The border guard or, in modern terms, tax and customs board, did exist on these coasts during the rule of the tsar, in the form of coastguard men. They moved around on horseback and their main function was to combat smuggling. For that purpose they inspected arriving and departing ships and ambushed on coasts. The position of coastguard men was abolished in Estonia and other Baltic states in 1780s. A border guard station was located on a cape opposite Hara Island; the station was operable both during the tsarist times and during the period of independence that Estonia enjoyed before World War 11. The old cellar next to the station house was also built during the tsarist period. All the different regimes have used it to store food. A brick factory, established by the owner and landlord of Kolga Manor, landlord Nikolai von Stenback, was also located next to the station building. In 1874 it was relocated to Loksa.

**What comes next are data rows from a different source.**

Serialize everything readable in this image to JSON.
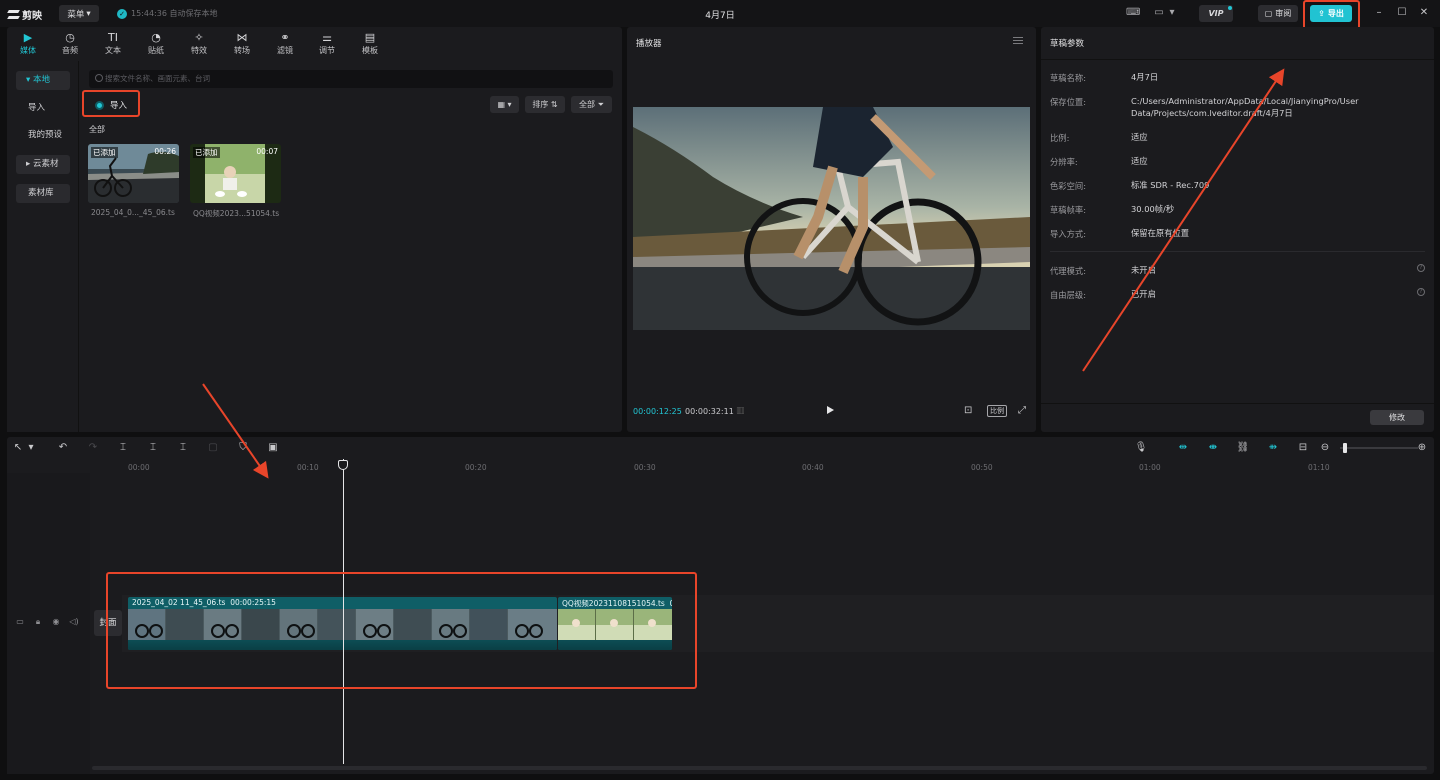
{
  "titlebar": {
    "app_name": "剪映",
    "menu_label": "菜单",
    "save_status": "15:44:36 自动保存本地",
    "doc_title": "4月7日",
    "vip_label": "VIP",
    "review_label": "审阅",
    "export_label": "导出"
  },
  "media": {
    "tabs": [
      {
        "label": "媒体",
        "icon": "media-icon",
        "active": true
      },
      {
        "label": "音频",
        "icon": "audio-icon"
      },
      {
        "label": "文本",
        "icon": "text-icon"
      },
      {
        "label": "贴纸",
        "icon": "sticker-icon"
      },
      {
        "label": "特效",
        "icon": "effects-icon"
      },
      {
        "label": "转场",
        "icon": "transition-icon"
      },
      {
        "label": "滤镜",
        "icon": "filter-icon"
      },
      {
        "label": "调节",
        "icon": "adjust-icon"
      },
      {
        "label": "模板",
        "icon": "template-icon"
      }
    ],
    "sidebar": [
      {
        "label": "本地",
        "active": true
      },
      {
        "label": "导入"
      },
      {
        "label": "我的预设"
      },
      {
        "label": "云素材"
      },
      {
        "label": "素材库"
      }
    ],
    "search_placeholder": "搜索文件名称、画面元素、台词",
    "import_label": "导入",
    "sort_label": "排序",
    "filter_label": "全部",
    "section_label": "全部",
    "items": [
      {
        "badge": "已添加",
        "duration": "00:26",
        "name": "2025_04_0..._45_06.ts"
      },
      {
        "badge": "已添加",
        "duration": "00:07",
        "name": "QQ视频2023...51054.ts"
      }
    ]
  },
  "player": {
    "title": "播放器",
    "current_time": "00:00:12:25",
    "total_time": "00:00:32:11",
    "ratio_label": "比例"
  },
  "props": {
    "title": "草稿参数",
    "rows": [
      {
        "key": "草稿名称:",
        "value": "4月7日"
      },
      {
        "key": "保存位置:",
        "value": "C:/Users/Administrator/AppData/Local/JianyingPro/User Data/Projects/com.lveditor.draft/4月7日"
      },
      {
        "key": "比例:",
        "value": "适应"
      },
      {
        "key": "分辨率:",
        "value": "适应"
      },
      {
        "key": "色彩空间:",
        "value": "标准 SDR - Rec.709"
      },
      {
        "key": "草稿帧率:",
        "value": "30.00帧/秒"
      },
      {
        "key": "导入方式:",
        "value": "保留在原有位置"
      },
      {
        "key": "代理模式:",
        "value": "未开启"
      },
      {
        "key": "自由层级:",
        "value": "已开启"
      }
    ],
    "edit_label": "修改"
  },
  "timeline": {
    "ticks": [
      "00:00",
      "00:10",
      "00:20",
      "00:30",
      "00:40",
      "00:50",
      "01:00",
      "01:10"
    ],
    "cover_label": "封面",
    "clips": [
      {
        "name": "2025_04_02 11_45_06.ts",
        "duration": "00:00:25:15"
      },
      {
        "name": "QQ视频20231108151054.ts",
        "duration": "00"
      }
    ]
  },
  "colors": {
    "accent": "#22c6d4",
    "annotation": "#e8452a",
    "clip": "#0f5e66"
  }
}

After Estonia was occupied, the station was taken over by the Soviet border guard and a military. harbour was built in the vicinity. Contin­ gent no. 53083 was established on 12 Sep­ tember 1953; originally it was called the 1st Polygon of the Navy. The polygon was un­ der the command of Physical Fields of Ships Scientific Research Institute of Technical Central Administrative Board of the Navy or the 1st Research Institute of the Navy. The “scientific” centre of the polygon was located on the eastern coast of Hara Bay, in Suurpea military campus, which housed, apart from military facilities, a school, kin­ dergarten, canteen, hospital-policlinic, resi­ dential and other different buildings. The harbour or technical centre of the polygon housed magnetic modelling and electric field laboratories, a centre for hydraulic-acoustic and a hydrodynamic stand, a stand for diminishing the magnetic field of a ship, etc. One of the most important activities of the polygon was the demagnetisation of ships (including submarines) or making them invisible to magnet mines. The equip­ ment needed for that purpose was located in the middle of Hara Bay, deep under water. Ancillary vessels and floating craft required to run the naval polygon (7-11, according to the information available) were accumu­ lated in the division of trial ships; its campus was located in Hara, just ahead of the harbour, next to the border guard command station. After the Republic of Estonia was restored, the Soviet army transported the equip­ ment of Hara polygon in 1993 to Primorsk, Leningrad oblast, where a new similar complex was established.